This summer, though, I realized the extent of it. JJ and I love to say “Hold on, hold on” in the style of our niece, Jordy, as she interrupted a family dinner with the exclamation. Once she had our attention, she simply wanted to recommend that we just skip to the dessert she so wanted. And the way we use it now is just the way she said it in her little 2-year-old accent “Hoed on, hoed on!……..Ice keem!” The thing is though, I never understood that JJ and I say words like shoulder, hold, and cold just the way that little Jordy did. We don’t pronounce the “l”, and they instead come out like rhyming with “goad”. In the case of “shoulder”, it’s more like “SHOW-der”.

Once our co-workers noticed this, they started trying to get us to say those sorts of words, just for the amusement of it. Yes, it has been rather “cold” in the mornings here, but I describe it as “coad”. I had a lengthy discussion about it with a few of the folks at the resort recently, and partway through, I realized they were just getting me to say “cold” for funsies. It’s all good, though, as I tease them mercilessly about orders for “MELK”, when I’m pretty sure the customer wants “MILK”.

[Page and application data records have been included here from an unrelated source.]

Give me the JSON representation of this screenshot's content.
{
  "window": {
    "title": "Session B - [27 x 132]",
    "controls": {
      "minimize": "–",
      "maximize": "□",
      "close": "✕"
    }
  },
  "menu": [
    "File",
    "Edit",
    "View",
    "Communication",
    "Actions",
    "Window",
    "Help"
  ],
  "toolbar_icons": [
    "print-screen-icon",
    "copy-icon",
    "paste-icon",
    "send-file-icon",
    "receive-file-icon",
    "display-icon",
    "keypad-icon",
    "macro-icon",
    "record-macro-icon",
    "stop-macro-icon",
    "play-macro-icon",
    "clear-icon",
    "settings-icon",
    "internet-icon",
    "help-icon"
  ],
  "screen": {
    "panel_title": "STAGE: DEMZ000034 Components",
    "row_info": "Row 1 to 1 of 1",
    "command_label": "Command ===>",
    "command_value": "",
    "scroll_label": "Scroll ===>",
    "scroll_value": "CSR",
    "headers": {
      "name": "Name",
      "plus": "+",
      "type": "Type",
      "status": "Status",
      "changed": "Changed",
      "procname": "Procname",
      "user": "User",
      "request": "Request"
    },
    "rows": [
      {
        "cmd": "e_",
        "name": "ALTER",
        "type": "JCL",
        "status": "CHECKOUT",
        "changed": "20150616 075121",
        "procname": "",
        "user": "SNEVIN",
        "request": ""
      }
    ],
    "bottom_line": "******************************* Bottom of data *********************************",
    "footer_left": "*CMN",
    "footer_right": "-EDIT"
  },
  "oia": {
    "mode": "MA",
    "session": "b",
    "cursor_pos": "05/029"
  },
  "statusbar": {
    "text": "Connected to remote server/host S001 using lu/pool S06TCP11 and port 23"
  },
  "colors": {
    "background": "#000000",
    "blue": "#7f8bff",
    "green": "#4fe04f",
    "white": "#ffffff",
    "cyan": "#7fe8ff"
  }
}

I know that there’s no real right or wrong way to pronounce anything, but I have to admit that it’s easy to get a complex about your speech when you are away from the land of your people. Whenever I feel self-conscious about my words, I remind myself that we are in a world of Philistines, who don’t even know the definition of a candy buckeye, Johnny Marzetti, tree lawn, or what we mean with idioms like “two shakes of a lambs tail” or “a fart in a skillet”. Plus, these people think 60% humidity is awfully high and expect to see the sun throughout the winter….how can you reason with someone like that?!🙂


The exploits continue for the Tuesday Morning Adventure club, as JJ, Mary and I hiked up a canyon outside of Bishop. The trail to Blue Lake was only 6 miles round trip, but it was a whole lot of up. I’ve done a lot of hikes in this area, but this was definitely one of my favorites, because there were constantly great views, and the sights were always changing. At the end of the day, we tried out the pie at Lake Sabrina Marina, which was pretty darn good!

Love the lake names around here:

Fall colors starting everywhere!:

I really loved this montage from when Mary accidentally took about 30 pictures in a row, like gunfire, and I come after her to stop it:

First views above Lake Sabrina:

Amazing viewpoint panorama:

Blue Lake:

Peach and blackberry pie:

Til next week!